• **Problem**
Find the word "header" below. Copy each line that has it.

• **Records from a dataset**
= = = =
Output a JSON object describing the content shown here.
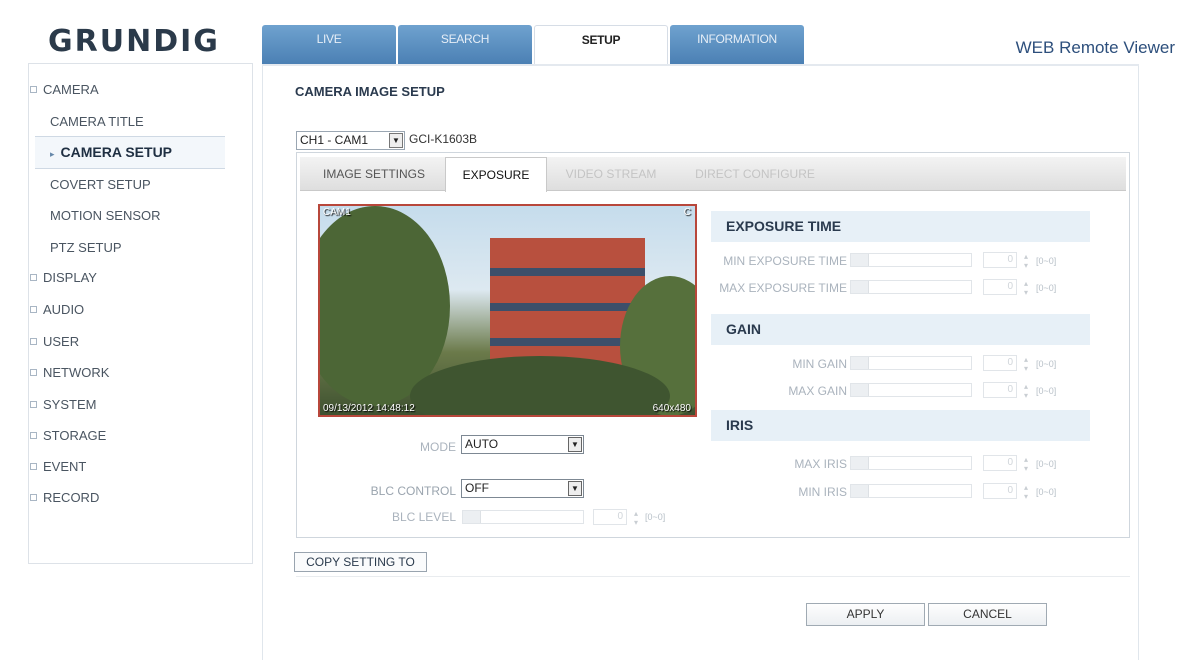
{
  "brand": {
    "logo": "GRUNDIG",
    "product": "WEB Remote Viewer"
  },
  "topnav": [
    "LIVE",
    "SEARCH",
    "SETUP",
    "INFORMATION"
  ],
  "sidebar": {
    "camera": "CAMERA",
    "camera_subitems": [
      "CAMERA TITLE",
      "CAMERA SETUP",
      "COVERT SETUP",
      "MOTION SENSOR",
      "PTZ SETUP"
    ],
    "others": [
      "DISPLAY",
      "AUDIO",
      "USER",
      "NETWORK",
      "SYSTEM",
      "STORAGE",
      "EVENT",
      "RECORD"
    ]
  },
  "page": {
    "title": "CAMERA IMAGE SETUP",
    "camera_select": "CH1 - CAM1",
    "camera_model": "GCI-K1603B"
  },
  "subtabs": [
    "IMAGE SETTINGS",
    "EXPOSURE",
    "VIDEO STREAM",
    "DIRECT CONFIGURE"
  ],
  "preview": {
    "cam_label": "CAM1",
    "corner_label": "C",
    "timestamp": "09/13/2012 14:48:12",
    "resolution": "640x480"
  },
  "exposure_left": {
    "mode_label": "MODE",
    "mode_value": "AUTO",
    "blc_label": "BLC CONTROL",
    "blc_value": "OFF",
    "blc_level_label": "BLC LEVEL",
    "blc_level_value": "0",
    "blc_level_range": "[0~0]"
  },
  "exposure_right": {
    "exposure_time": {
      "header": "EXPOSURE TIME",
      "min_label": "MIN EXPOSURE TIME",
      "min_value": "0",
      "min_range": "[0~0]",
      "max_label": "MAX EXPOSURE TIME",
      "max_value": "0",
      "max_range": "[0~0]"
    },
    "gain": {
      "header": "GAIN",
      "min_label": "MIN GAIN",
      "min_value": "0",
      "min_range": "[0~0]",
      "max_label": "MAX GAIN",
      "max_value": "0",
      "max_range": "[0~0]"
    },
    "iris": {
      "header": "IRIS",
      "max_label": "MAX IRIS",
      "max_value": "0",
      "max_range": "[0~0]",
      "min_label": "MIN IRIS",
      "min_value": "0",
      "min_range": "[0~0]"
    }
  },
  "actions": {
    "copy_label": "COPY SETTING TO",
    "apply_label": "APPLY",
    "cancel_label": "CANCEL"
  }
}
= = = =
• **Response box**
      "header": "EXPOSURE TIME",
      "header": "GAIN",
      "header": "IRIS",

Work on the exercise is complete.